Additional testing

Additional testing may be required to determine the severity and type of dry eyes you have and this includes:

Lipiview: The lipiview is a machine that uses interferometry to measure the thickness of the lipid or oil layer in the tears. Too much or too little oil can lead to instability of the tear film causing dry eye symptoms.

Osmolarity: Studies show that in dry eyes the tears are hyperosmolar. This test collects a very small amount of tears (40nL) and is able to detect if the tears are hyperosmolar or not.

Schirmers: The schirmers test has been around for a very long time and is used to determine if the eye is producing enough tears. A small strip of specially made paper is placed in the eye to collect tears which can then be measured to determine if you are producing enough tears.

Inflammadry: Dry eyes can cause a cascade of inflammatory responses. The inflammation can cause worsening of symptoms. Inflammadry collects tears and is able to detect the presence of matrix metalloprotease (MMP-9) which is an enzyme that is released when there is inflammation.

Meibography: Meibomian glands are tiny oil gland on our eyelids that produce the oil layer for our tears. With age and certain conditions, these glands can become small, blocked and permanently damaged. Meibography allows us to assess the condition of these glands.

TBUT: Tear break up time, is a time measure of how stable the tear layer in the eyes are.


LipiFlow is the most revolutionary treatment for Dry Eye, providing comfort to 86% of Dry Eye patients.

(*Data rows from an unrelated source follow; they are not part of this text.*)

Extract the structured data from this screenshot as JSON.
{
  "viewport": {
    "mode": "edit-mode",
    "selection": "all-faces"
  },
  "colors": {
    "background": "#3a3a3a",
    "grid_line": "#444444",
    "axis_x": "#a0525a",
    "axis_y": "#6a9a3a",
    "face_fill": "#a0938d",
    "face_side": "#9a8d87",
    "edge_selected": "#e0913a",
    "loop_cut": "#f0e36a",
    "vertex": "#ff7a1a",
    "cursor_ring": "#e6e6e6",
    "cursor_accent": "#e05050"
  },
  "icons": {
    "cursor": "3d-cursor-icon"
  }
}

LipiFlow is a new procedure designed to treat blocked Meibomian glands which is the root cause of Evaporative Dry Eye. Opening and clearing these blocked glands can allow them to resume natural production of lipids (oils) needed for a healthy tear film.

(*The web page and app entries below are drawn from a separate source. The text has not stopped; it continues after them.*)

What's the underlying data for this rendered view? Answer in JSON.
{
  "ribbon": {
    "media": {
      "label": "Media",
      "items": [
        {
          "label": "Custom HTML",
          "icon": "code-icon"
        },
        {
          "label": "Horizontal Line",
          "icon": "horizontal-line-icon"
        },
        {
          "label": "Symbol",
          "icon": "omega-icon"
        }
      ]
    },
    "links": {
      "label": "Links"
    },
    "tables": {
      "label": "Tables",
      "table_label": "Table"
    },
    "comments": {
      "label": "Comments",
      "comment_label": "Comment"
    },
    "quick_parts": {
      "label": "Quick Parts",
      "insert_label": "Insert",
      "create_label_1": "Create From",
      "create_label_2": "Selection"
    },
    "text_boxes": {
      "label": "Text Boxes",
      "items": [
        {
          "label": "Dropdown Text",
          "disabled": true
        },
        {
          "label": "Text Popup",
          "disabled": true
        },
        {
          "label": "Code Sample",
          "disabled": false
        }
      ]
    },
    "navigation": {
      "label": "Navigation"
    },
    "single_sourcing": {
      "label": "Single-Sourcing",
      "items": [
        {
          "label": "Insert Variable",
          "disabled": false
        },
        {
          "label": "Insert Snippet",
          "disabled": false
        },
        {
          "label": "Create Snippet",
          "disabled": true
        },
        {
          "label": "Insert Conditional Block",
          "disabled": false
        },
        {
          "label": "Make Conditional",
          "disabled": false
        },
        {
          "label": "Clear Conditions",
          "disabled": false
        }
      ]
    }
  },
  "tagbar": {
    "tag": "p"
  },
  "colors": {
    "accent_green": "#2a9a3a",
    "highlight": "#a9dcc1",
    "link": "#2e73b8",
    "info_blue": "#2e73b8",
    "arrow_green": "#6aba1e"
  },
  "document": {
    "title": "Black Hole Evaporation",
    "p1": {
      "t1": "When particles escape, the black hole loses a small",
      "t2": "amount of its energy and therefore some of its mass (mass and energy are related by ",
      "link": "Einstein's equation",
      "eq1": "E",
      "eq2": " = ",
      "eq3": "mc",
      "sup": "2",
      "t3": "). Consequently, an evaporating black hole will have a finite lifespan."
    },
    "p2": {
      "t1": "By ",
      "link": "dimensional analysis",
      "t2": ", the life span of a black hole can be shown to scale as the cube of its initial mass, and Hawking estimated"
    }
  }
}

Some treatments attempt to add more liquid to your tears, however without the complex natural oil, tears continue to evaporate faster than produced.

At the heart of the LipiFlow Thermal Pulsation System is the Activator (eyepiece). The Activator uses patented, precisely controlled heat applied to the inner eyelid with adaptive pressure encouraging your body to resume the natural production of lipids (oils) needed for your tear film. Its single-use design and built-in sensors ensure a safe, sterile treatment. The treatment is performed in a doctor’s office—and in some cases, on the same day as your evaluation.

Bring comfort back to your life with LipiFlow.

Imagine returning to doing the things you enjoy, without worrying about your eyes. LipiFlow could be your first step to dry eye relief.

Find out more at lipiflow.com